On Maha Sashti, ‘Akal Bodhon’ ritual is conducted which marks the unveiling of the face of the idol of Durga and awakening her. Other rituals marking the beginning of five day long worship are also conducted. There are separate rituals for each day of Durga Puja namely Maha Saptami, Maha Ashtami, and Maha Navami also that are followed with great religious sanctity.
On the tenth day of Bijaya Dashami, the idols of Goddess Durga and the other idols of Gods and Goddesses are taken in procession to the nearby rivers or other water bodies and immeresed therein with the hope that Maa Durga will come next year with all her blessings. The huge crowd shouts slogans like ‘Aasche Bocchhor Aabar Hobe’ (It will happen again next year!) The whole environment reverberates with joy, enthusiasm, and sounds of ‘dhak’ (ঢাক) and a little sadness too as their Maa Durga leaves them to return only after a year.
It is not only the worship and rituals that keep the Bengali people engaged during Durga Puja but also the cultural and social exchanges that keep them busy and full of joy and enthusiasm. Durga Puja is celebrated with great pomp and show with huge and artistically decorated Pandals established with collected efforts of local communities. In Kolkata, many competetions are organized and winners declared for best decorated Pandals. These Pandals are decorated on various themes every year ranging from cultural to current affairs. There are hundreds of Pandals in Kolkata city and one of the major activities after doing puja is to visit famous pandals of the city. People go around the city whole day and whole night to visit these Durga Pandals.

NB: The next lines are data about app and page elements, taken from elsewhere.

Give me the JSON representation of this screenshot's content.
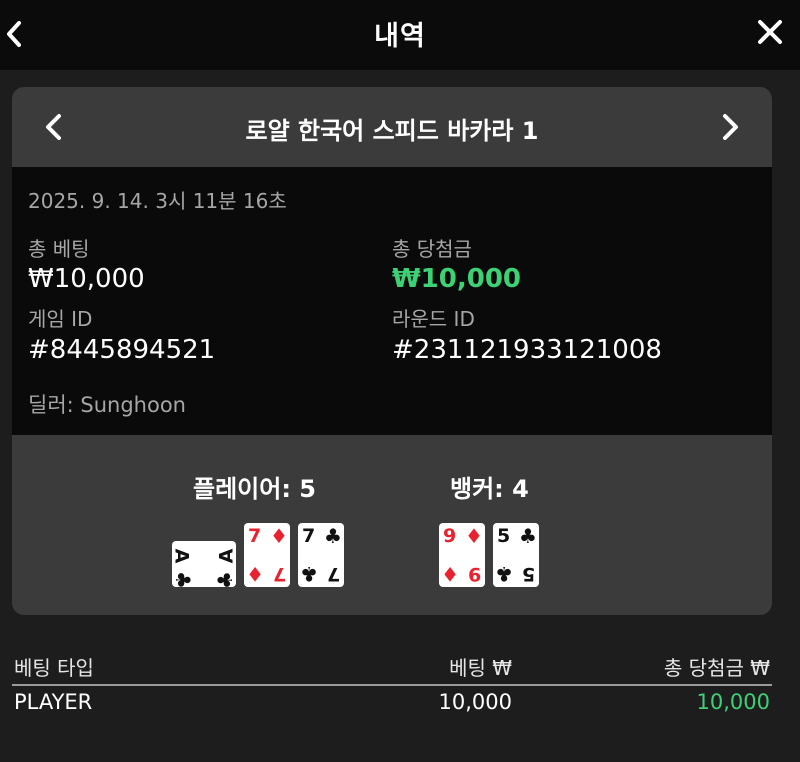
{
  "header": {
    "title": "내역",
    "back_icon": "chevron-left-icon",
    "close_icon": "close-icon"
  },
  "card": {
    "table_name": "로얄 한국어 스피드 바카라 1",
    "prev_icon": "chevron-left-icon",
    "next_icon": "chevron-right-icon"
  },
  "details": {
    "datetime": "2025. 9. 14. 3시 11분 16초",
    "total_bet_label": "총 베팅",
    "total_bet_value": "₩10,000",
    "total_win_label": "총 당첨금",
    "total_win_value": "₩10,000",
    "game_id_label": "게임 ID",
    "game_id_value": "#8445894521",
    "round_id_label": "라운드 ID",
    "round_id_value": "#231121933121008",
    "dealer": "딜러: Sunghoon"
  },
  "results": {
    "player_score": "플레이어: 5",
    "banker_score": "뱅커: 4",
    "player_cards": [
      {
        "rank": "A",
        "suit": "♣",
        "orientation": "horizontal"
      },
      {
        "rank": "7",
        "suit": "♦"
      },
      {
        "rank": "7",
        "suit": "♣"
      }
    ],
    "banker_cards": [
      {
        "rank": "9",
        "suit": "♦"
      },
      {
        "rank": "5",
        "suit": "♣"
      }
    ]
  },
  "bets_table": {
    "headers": [
      "베팅 타입",
      "베팅 ₩",
      "총 당첨금 ₩"
    ],
    "rows": [
      {
        "type": "PLAYER",
        "bet": "10,000",
        "win": "10,000"
      }
    ]
  },
  "colors": {
    "win_green": "#3dd176",
    "card_red": "#e8232e",
    "panel": "#3b3b3b"
  }
}
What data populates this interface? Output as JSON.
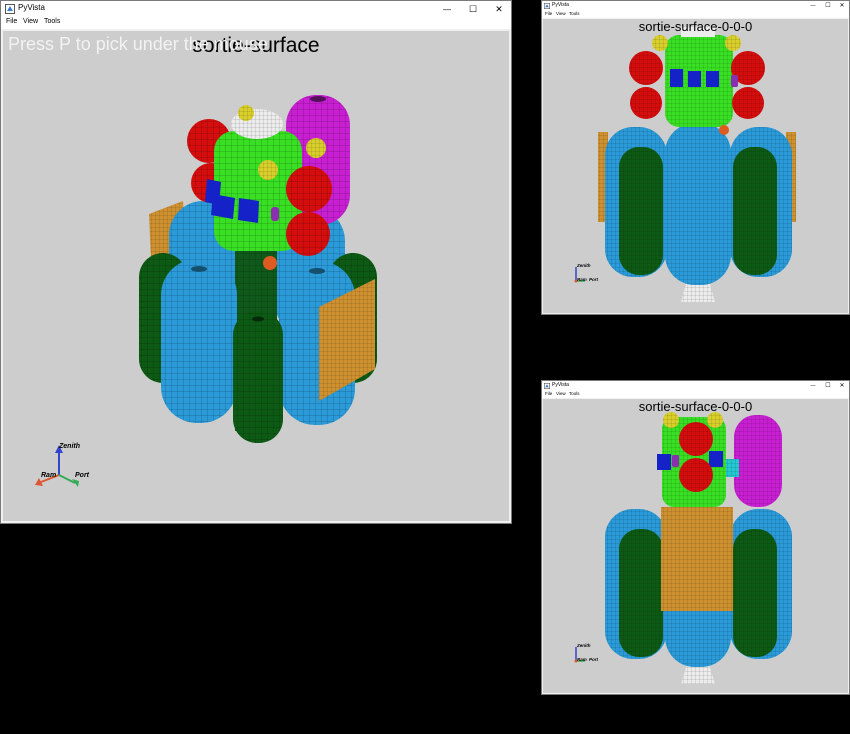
{
  "windows": {
    "main": {
      "title": "PyVista",
      "menu": [
        "File",
        "View",
        "Tools"
      ],
      "view_title": "sortie-surface",
      "overlay": "Press P to pick under the mouse"
    },
    "top_right": {
      "title": "PyVista",
      "menu": [
        "File",
        "View",
        "Tools"
      ],
      "view_title": "sortie-surface-0-0-0"
    },
    "bottom_right": {
      "title": "PyVista",
      "menu": [
        "File",
        "View",
        "Tools"
      ],
      "view_title": "sortie-surface-0-0-0"
    }
  },
  "axes": {
    "zenith": "Zenith",
    "ram": "Ram",
    "port": "Port"
  },
  "controls": {
    "minimize": "—",
    "maximize": "☐",
    "close": "✕"
  },
  "colors": {
    "background": "#cdcdcd",
    "tank_blue": "#2a9ad8",
    "tank_dark_green": "#0d5a14",
    "module_green": "#38df23",
    "sphere_red": "#d50d0d",
    "sphere_yellow": "#d8cf2b",
    "tank_magenta": "#c81fd2",
    "panel_orange": "#cf902f",
    "panel_blue": "#1522c8",
    "axis_zenith": "#3344cc",
    "axis_ram": "#dd5533",
    "axis_port": "#33aa55"
  }
}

On the cultural front, many programmes of music, dance, drama etc. are organized and people participate as well as enjoy these cultural shows in the evenings on all the four days from sixth to ninth day. After Bijaya Dashami, one of the social obligations of Bengalis is to visit their friends and relatives to exchange greetings and seek blessings from elders. People go to the homes of friends and relatives with sweets. They touch feet of elders to take their blessings and do ‘Kolakoli’ ( কোলাকোলী hug same aged people) greeting them ‘Shubho Bijoya’ (শুভ বিজযা - Happy Bijaya). They make phone calls and send sms, greeting cards with ‘Shubho Bijoya’ messages to their friends and relatives who stay in other places. Not to forget the special bengali dishes that are prepared and had with great enthusiasm. These include a wide variety of fish dishes, vegetarian and non vegetarian dishes, sweets etc. On Biyaya Dashami day, a dish made with ‘Joda Ilish’ (Pair of Ilish or Hilsa fish) is made in Bengali homes as a ritual.by